Entries taken from a collection:

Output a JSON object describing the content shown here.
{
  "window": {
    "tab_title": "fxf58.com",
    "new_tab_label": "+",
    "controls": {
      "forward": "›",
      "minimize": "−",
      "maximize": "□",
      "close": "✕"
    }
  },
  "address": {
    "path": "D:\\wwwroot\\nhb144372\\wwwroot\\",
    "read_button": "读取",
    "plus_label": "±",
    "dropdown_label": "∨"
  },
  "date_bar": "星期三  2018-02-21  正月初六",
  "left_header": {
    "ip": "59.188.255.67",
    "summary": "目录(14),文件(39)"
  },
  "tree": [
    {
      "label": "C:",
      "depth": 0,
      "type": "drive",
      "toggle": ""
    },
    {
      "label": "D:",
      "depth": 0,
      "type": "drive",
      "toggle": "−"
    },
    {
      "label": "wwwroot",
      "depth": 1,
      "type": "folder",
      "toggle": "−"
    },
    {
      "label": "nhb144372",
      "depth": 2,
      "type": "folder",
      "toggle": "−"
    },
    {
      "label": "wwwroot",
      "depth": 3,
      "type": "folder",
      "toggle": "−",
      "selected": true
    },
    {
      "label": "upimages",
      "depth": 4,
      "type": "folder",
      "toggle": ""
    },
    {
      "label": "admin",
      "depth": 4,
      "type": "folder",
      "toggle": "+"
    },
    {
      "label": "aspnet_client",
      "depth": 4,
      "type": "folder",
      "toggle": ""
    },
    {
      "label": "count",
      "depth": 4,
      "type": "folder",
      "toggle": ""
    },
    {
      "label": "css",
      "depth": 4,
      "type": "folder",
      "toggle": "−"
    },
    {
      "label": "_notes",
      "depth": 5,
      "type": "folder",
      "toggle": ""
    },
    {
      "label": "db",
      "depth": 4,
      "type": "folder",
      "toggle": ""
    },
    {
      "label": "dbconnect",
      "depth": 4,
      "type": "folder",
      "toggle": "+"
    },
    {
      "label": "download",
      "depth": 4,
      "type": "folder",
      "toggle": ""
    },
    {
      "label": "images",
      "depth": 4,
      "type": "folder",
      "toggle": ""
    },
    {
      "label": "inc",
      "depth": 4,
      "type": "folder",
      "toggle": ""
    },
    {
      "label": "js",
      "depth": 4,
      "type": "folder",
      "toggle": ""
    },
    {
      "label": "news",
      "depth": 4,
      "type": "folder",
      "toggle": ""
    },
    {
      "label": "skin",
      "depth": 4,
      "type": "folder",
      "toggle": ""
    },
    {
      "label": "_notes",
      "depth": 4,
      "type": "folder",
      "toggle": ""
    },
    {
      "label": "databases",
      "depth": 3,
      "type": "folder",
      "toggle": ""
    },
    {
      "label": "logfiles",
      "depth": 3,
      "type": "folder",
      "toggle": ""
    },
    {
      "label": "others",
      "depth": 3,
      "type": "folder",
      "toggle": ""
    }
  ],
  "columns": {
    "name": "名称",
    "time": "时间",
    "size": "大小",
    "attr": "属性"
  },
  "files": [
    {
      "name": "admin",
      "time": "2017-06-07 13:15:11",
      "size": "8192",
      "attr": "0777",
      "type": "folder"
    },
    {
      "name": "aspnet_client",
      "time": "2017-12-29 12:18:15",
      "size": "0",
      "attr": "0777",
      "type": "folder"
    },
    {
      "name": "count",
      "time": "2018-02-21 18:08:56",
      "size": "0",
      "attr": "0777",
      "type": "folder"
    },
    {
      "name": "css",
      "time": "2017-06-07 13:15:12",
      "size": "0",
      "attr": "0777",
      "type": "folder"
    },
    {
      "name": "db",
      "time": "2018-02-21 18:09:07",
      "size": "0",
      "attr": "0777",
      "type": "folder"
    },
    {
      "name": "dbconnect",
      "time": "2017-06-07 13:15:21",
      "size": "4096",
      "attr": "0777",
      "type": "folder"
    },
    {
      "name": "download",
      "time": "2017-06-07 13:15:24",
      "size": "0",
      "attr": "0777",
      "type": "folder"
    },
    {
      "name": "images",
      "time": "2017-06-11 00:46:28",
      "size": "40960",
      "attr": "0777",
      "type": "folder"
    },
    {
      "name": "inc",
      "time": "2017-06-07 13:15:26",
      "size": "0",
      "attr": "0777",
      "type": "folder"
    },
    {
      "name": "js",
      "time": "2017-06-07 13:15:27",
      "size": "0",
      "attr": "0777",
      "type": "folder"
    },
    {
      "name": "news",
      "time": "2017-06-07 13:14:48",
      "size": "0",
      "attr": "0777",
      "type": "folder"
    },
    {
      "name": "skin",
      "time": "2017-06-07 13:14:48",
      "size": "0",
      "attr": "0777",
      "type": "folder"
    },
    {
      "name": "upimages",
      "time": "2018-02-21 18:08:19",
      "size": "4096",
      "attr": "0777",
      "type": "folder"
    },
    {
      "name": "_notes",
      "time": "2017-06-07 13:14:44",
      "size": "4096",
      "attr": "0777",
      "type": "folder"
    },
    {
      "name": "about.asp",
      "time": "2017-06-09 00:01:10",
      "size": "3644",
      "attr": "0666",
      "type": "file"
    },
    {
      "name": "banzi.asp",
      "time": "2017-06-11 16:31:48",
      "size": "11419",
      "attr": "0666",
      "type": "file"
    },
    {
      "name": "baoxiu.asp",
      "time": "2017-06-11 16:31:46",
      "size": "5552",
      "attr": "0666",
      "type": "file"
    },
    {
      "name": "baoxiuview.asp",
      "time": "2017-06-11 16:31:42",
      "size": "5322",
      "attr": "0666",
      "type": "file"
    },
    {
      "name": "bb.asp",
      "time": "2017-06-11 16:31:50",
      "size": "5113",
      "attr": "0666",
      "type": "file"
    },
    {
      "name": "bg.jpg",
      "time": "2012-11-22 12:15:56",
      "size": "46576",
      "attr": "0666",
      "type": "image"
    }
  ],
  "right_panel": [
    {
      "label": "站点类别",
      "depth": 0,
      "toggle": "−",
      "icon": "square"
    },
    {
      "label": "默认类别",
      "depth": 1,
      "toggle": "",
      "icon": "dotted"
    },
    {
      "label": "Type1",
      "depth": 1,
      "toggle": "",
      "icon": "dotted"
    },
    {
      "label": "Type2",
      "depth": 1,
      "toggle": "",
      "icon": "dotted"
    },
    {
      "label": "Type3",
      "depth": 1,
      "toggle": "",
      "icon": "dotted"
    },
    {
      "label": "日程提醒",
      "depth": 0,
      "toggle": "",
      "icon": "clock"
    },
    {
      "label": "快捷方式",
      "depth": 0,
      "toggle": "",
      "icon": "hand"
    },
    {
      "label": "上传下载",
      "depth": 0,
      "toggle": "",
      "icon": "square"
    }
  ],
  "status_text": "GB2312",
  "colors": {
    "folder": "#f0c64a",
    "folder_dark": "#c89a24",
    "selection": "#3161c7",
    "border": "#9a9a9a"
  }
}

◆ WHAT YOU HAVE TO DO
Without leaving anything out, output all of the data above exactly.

◆ SOLVED EXERCISE
Output a JSON object describing the content shown here.
{
  "window": {
    "tab_title": "fxf58.com",
    "new_tab_label": "+",
    "controls": {
      "forward": "›",
      "minimize": "−",
      "maximize": "□",
      "close": "✕"
    }
  },
  "address": {
    "path": "D:\\wwwroot\\nhb144372\\wwwroot\\",
    "read_button": "读取",
    "plus_label": "±",
    "dropdown_label": "∨"
  },
  "date_bar": "星期三  2018-02-21  正月初六",
  "left_header": {
    "ip": "59.188.255.67",
    "summary": "目录(14),文件(39)"
  },
  "tree": [
    {
      "label": "C:",
      "depth": 0,
      "type": "drive",
      "toggle": ""
    },
    {
      "label": "D:",
      "depth": 0,
      "type": "drive",
      "toggle": "−"
    },
    {
      "label": "wwwroot",
      "depth": 1,
      "type": "folder",
      "toggle": "−"
    },
    {
      "label": "nhb144372",
      "depth": 2,
      "type": "folder",
      "toggle": "−"
    },
    {
      "label": "wwwroot",
      "depth": 3,
      "type": "folder",
      "toggle": "−",
      "selected": true
    },
    {
      "label": "upimages",
      "depth": 4,
      "type": "folder",
      "toggle": ""
    },
    {
      "label": "admin",
      "depth": 4,
      "type": "folder",
      "toggle": "+"
    },
    {
      "label": "aspnet_client",
      "depth": 4,
      "type": "folder",
      "toggle": ""
    },
    {
      "label": "count",
      "depth": 4,
      "type": "folder",
      "toggle": ""
    },
    {
      "label": "css",
      "depth": 4,
      "type": "folder",
      "toggle": "−"
    },
    {
      "label": "_notes",
      "depth": 5,
      "type": "folder",
      "toggle": ""
    },
    {
      "label": "db",
      "depth": 4,
      "type": "folder",
      "toggle": ""
    },
    {
      "label": "dbconnect",
      "depth": 4,
      "type": "folder",
      "toggle": "+"
    },
    {
      "label": "download",
      "depth": 4,
      "type": "folder",
      "toggle": ""
    },
    {
      "label": "images",
      "depth": 4,
      "type": "folder",
      "toggle": ""
    },
    {
      "label": "inc",
      "depth": 4,
      "type": "folder",
      "toggle": ""
    },
    {
      "label": "js",
      "depth": 4,
      "type": "folder",
      "toggle": ""
    },
    {
      "label": "news",
      "depth": 4,
      "type": "folder",
      "toggle": ""
    },
    {
      "label": "skin",
      "depth": 4,
      "type": "folder",
      "toggle": ""
    },
    {
      "label": "_notes",
      "depth": 4,
      "type": "folder",
      "toggle": ""
    },
    {
      "label": "databases",
      "depth": 3,
      "type": "folder",
      "toggle": ""
    },
    {
      "label": "logfiles",
      "depth": 3,
      "type": "folder",
      "toggle": ""
    },
    {
      "label": "others",
      "depth": 3,
      "type": "folder",
      "toggle": ""
    }
  ],
  "columns": {
    "name": "名称",
    "time": "时间",
    "size": "大小",
    "attr": "属性"
  },
  "files": [
    {
      "name": "admin",
      "time": "2017-06-07 13:15:11",
      "size": "8192",
      "attr": "0777",
      "type": "folder"
    },
    {
      "name": "aspnet_client",
      "time": "2017-12-29 12:18:15",
      "size": "0",
      "attr": "0777",
      "type": "folder"
    },
    {
      "name": "count",
      "time": "2018-02-21 18:08:56",
      "size": "0",
      "attr": "0777",
      "type": "folder"
    },
    {
      "name": "css",
      "time": "2017-06-07 13:15:12",
      "size": "0",
      "attr": "0777",
      "type": "folder"
    },
    {
      "name": "db",
      "time": "2018-02-21 18:09:07",
      "size": "0",
      "attr": "0777",
      "type": "folder"
    },
    {
      "name": "dbconnect",
      "time": "2017-06-07 13:15:21",
      "size": "4096",
      "attr": "0777",
      "type": "folder"
    },
    {
      "name": "download",
      "time": "2017-06-07 13:15:24",
      "size": "0",
      "attr": "0777",
      "type": "folder"
    },
    {
      "name": "images",
      "time": "2017-06-11 00:46:28",
      "size": "40960",
      "attr": "0777",
      "type": "folder"
    },
    {
      "name": "inc",
      "time": "2017-06-07 13:15:26",
      "size": "0",
      "attr": "0777",
      "type": "folder"
    },
    {
      "name": "js",
      "time": "2017-06-07 13:15:27",
      "size": "0",
      "attr": "0777",
      "type": "folder"
    },
    {
      "name": "news",
      "time": "2017-06-07 13:14:48",
      "size": "0",
      "attr": "0777",
      "type": "folder"
    },
    {
      "name": "skin",
      "time": "2017-06-07 13:14:48",
      "size": "0",
      "attr": "0777",
      "type": "folder"
    },
    {
      "name": "upimages",
      "time": "2018-02-21 18:08:19",
      "size": "4096",
      "attr": "0777",
      "type": "folder"
    },
    {
      "name": "_notes",
      "time": "2017-06-07 13:14:44",
      "size": "4096",
      "attr": "0777",
      "type": "folder"
    },
    {
      "name": "about.asp",
      "time": "2017-06-09 00:01:10",
      "size": "3644",
      "attr": "0666",
      "type": "file"
    },
    {
      "name": "banzi.asp",
      "time": "2017-06-11 16:31:48",
      "size": "11419",
      "attr": "0666",
      "type": "file"
    },
    {
      "name": "baoxiu.asp",
      "time": "2017-06-11 16:31:46",
      "size": "5552",
      "attr": "0666",
      "type": "file"
    },
    {
      "name": "baoxiuview.asp",
      "time": "2017-06-11 16:31:42",
      "size": "5322",
      "attr": "0666",
      "type": "file"
    },
    {
      "name": "bb.asp",
      "time": "2017-06-11 16:31:50",
      "size": "5113",
      "attr": "0666",
      "type": "file"
    },
    {
      "name": "bg.jpg",
      "time": "2012-11-22 12:15:56",
      "size": "46576",
      "attr": "0666",
      "type": "image"
    }
  ],
  "right_panel": [
    {
      "label": "站点类别",
      "depth": 0,
      "toggle": "−",
      "icon": "square"
    },
    {
      "label": "默认类别",
      "depth": 1,
      "toggle": "",
      "icon": "dotted"
    },
    {
      "label": "Type1",
      "depth": 1,
      "toggle": "",
      "icon": "dotted"
    },
    {
      "label": "Type2",
      "depth": 1,
      "toggle": "",
      "icon": "dotted"
    },
    {
      "label": "Type3",
      "depth": 1,
      "toggle": "",
      "icon": "dotted"
    },
    {
      "label": "日程提醒",
      "depth": 0,
      "toggle": "",
      "icon": "clock"
    },
    {
      "label": "快捷方式",
      "depth": 0,
      "toggle": "",
      "icon": "hand"
    },
    {
      "label": "上传下载",
      "depth": 0,
      "toggle": "",
      "icon": "square"
    }
  ],
  "status_text": "GB2312",
  "colors": {
    "folder": "#f0c64a",
    "folder_dark": "#c89a24",
    "selection": "#3161c7",
    "border": "#9a9a9a"
  }
}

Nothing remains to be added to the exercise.